POLITICS
03/18/2010 05:12 am ET Updated May 25, 2011

HuffPost's Congressional Ethics Clock: How Long Will Rangel, Ensign Probes Take?

In the wake of the scandal involving disgraced lobbyist Jack Abramoff, congressional leaders vowed two years ago to get tough on ethics violations. The House set up an independent ethics office and the Senate established tough new regulations.

Yet, as the New York Times recently reported, not a single member of Congress "has been censured, the toughest punishment short of expulsion, despite a number of recent scandals involving sexual impropriety, financial dealings and conflicts of interest."

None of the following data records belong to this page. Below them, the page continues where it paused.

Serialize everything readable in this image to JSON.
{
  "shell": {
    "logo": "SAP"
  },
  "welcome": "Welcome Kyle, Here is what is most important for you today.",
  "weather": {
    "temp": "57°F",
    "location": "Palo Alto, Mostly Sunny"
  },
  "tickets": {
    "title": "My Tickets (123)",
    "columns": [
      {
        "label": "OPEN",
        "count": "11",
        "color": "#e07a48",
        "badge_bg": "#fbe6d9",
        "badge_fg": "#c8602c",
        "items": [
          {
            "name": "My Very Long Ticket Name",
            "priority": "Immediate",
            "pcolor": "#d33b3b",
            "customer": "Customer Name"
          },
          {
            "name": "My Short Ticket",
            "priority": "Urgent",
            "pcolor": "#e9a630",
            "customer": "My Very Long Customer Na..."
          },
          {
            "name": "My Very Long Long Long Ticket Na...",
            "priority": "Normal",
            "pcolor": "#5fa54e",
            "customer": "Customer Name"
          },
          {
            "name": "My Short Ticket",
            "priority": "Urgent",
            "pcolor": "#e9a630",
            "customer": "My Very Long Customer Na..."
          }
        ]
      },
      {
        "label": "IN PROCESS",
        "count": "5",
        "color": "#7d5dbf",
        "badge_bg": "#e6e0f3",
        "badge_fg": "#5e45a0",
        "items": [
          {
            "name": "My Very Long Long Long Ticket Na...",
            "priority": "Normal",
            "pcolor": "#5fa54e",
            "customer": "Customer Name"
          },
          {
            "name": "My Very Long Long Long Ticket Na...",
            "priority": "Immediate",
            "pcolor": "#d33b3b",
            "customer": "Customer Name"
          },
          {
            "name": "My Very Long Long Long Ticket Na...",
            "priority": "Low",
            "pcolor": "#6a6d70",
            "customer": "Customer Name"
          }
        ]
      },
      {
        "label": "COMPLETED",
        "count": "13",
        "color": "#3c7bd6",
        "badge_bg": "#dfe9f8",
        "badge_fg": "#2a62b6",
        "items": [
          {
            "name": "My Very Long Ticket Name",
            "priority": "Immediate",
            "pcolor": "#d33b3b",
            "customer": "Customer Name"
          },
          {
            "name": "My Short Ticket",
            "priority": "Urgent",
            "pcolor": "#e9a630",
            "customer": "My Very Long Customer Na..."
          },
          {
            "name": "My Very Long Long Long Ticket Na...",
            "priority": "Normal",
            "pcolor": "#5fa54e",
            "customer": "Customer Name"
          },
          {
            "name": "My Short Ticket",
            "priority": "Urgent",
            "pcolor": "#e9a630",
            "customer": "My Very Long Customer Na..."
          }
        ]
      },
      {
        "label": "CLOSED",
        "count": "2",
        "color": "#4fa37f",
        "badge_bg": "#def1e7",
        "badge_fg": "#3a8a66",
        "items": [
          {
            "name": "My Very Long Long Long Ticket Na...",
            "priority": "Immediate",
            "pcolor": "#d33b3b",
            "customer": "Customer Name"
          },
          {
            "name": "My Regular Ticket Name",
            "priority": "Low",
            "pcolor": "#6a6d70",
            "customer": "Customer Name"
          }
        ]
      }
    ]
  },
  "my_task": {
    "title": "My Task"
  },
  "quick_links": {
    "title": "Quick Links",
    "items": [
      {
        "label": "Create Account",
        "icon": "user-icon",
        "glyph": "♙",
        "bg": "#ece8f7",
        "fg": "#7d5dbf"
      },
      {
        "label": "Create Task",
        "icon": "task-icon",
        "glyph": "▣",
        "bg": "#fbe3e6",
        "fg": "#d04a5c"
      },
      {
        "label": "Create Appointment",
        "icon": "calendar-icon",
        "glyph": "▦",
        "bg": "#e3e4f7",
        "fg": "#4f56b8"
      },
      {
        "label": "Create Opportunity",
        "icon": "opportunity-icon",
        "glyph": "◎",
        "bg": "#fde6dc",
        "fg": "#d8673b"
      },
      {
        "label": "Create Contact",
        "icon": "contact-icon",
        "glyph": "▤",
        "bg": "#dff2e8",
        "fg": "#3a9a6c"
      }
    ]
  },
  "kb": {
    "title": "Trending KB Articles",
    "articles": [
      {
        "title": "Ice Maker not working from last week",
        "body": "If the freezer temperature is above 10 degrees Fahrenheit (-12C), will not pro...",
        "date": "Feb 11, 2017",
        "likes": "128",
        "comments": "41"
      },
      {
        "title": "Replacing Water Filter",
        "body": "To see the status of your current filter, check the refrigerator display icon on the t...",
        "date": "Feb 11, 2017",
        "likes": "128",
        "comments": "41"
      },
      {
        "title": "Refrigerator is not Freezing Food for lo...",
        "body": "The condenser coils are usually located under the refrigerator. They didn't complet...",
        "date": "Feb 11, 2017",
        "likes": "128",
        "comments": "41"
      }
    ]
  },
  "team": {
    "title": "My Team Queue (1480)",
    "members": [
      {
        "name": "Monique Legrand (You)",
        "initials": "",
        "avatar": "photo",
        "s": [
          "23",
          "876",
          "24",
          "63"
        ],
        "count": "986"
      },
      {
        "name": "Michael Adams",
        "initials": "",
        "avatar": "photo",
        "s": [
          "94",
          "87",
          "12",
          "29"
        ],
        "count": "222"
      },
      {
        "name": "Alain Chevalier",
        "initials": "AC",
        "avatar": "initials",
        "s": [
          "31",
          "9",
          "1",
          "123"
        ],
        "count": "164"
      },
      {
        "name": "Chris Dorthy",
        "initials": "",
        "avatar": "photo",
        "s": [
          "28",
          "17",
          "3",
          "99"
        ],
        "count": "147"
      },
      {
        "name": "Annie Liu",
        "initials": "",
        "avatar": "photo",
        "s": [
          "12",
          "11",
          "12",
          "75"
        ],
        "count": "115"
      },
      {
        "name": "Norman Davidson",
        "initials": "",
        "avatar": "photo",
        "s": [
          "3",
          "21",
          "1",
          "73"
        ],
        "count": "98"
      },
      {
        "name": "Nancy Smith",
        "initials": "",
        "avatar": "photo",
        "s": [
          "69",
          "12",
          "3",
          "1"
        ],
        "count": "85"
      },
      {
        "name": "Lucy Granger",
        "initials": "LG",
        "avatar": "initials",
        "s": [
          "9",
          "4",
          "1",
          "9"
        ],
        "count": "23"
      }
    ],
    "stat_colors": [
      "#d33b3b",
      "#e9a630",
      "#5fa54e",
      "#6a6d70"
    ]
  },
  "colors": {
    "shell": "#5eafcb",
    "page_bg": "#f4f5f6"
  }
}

So, in the public interest, HuffPost is launching a congressional ethics clock to note the number of days (and hours and minutes and seconds) it's been since a potential ethics violation has been probed or brought to the attention of Congress's self-appointed watchdogs.

UPDATE 10/30:The Washington Post reports that more than 30 members of the House are under ethics investigation related to defense lobbying and corporate influence peddling and that Rep. Sam Graves (R-Missouri) has been cleared of any wrondgoing by the House ethics committee. As a result, Graves is being removed from HuffPost's Congressional Ethics Clock

REP. CHARLES RANGEL (D-N.Y.)

On September 24, 2008, the House Committee on Standards of Official Conduct voted to establish an investigative subcommittee to look into Rangel for failing to report hundreds of thousands of dollars in personal assets on congressional disclosure forms. That probe has since been expanded several times to include other alleged improprieties.

SEN. JOHN ENSIGN (R-Nev.)

On June 24, Citizens for Ethics and Responsibility in Washington (CREW) filed a complaint against Ensign to the Senate Ethics Committee related to payments he made to his mistress's husband. Ensign's troubles deepened earlier this month when the Times reported on the senator's efforts to help his mistress's husband obtain lobbying work yet the husband has yet to be contacted by the ethics committee.

REP. JOHN MURTHA (D-Penn.)

The legendarily acerbic Congressman, who was named as an unindicted co-conspirator in the Abscam bribery scandal in 1980, has long been slammed by watchdog groups for his propensity to insert earmarks to secure millions for defense contractors in his district. On June 11, 2009, the House Committee on Standards of Official Conduct revealed it was looking into Murtha and Rep. Pete Visclosky (D-Indiana) and their ties to the PMA Group, a lobbying firm raided by the FBI in November 2008.

In addition, there are ongoing ethics committee investigations into Sen. Roland Burris, Rep. Jesse Jackson Jr., and Rep. Maxine Waters, among many others - the House committee alone is probing at least 30 GOP and Democratic lawmakers.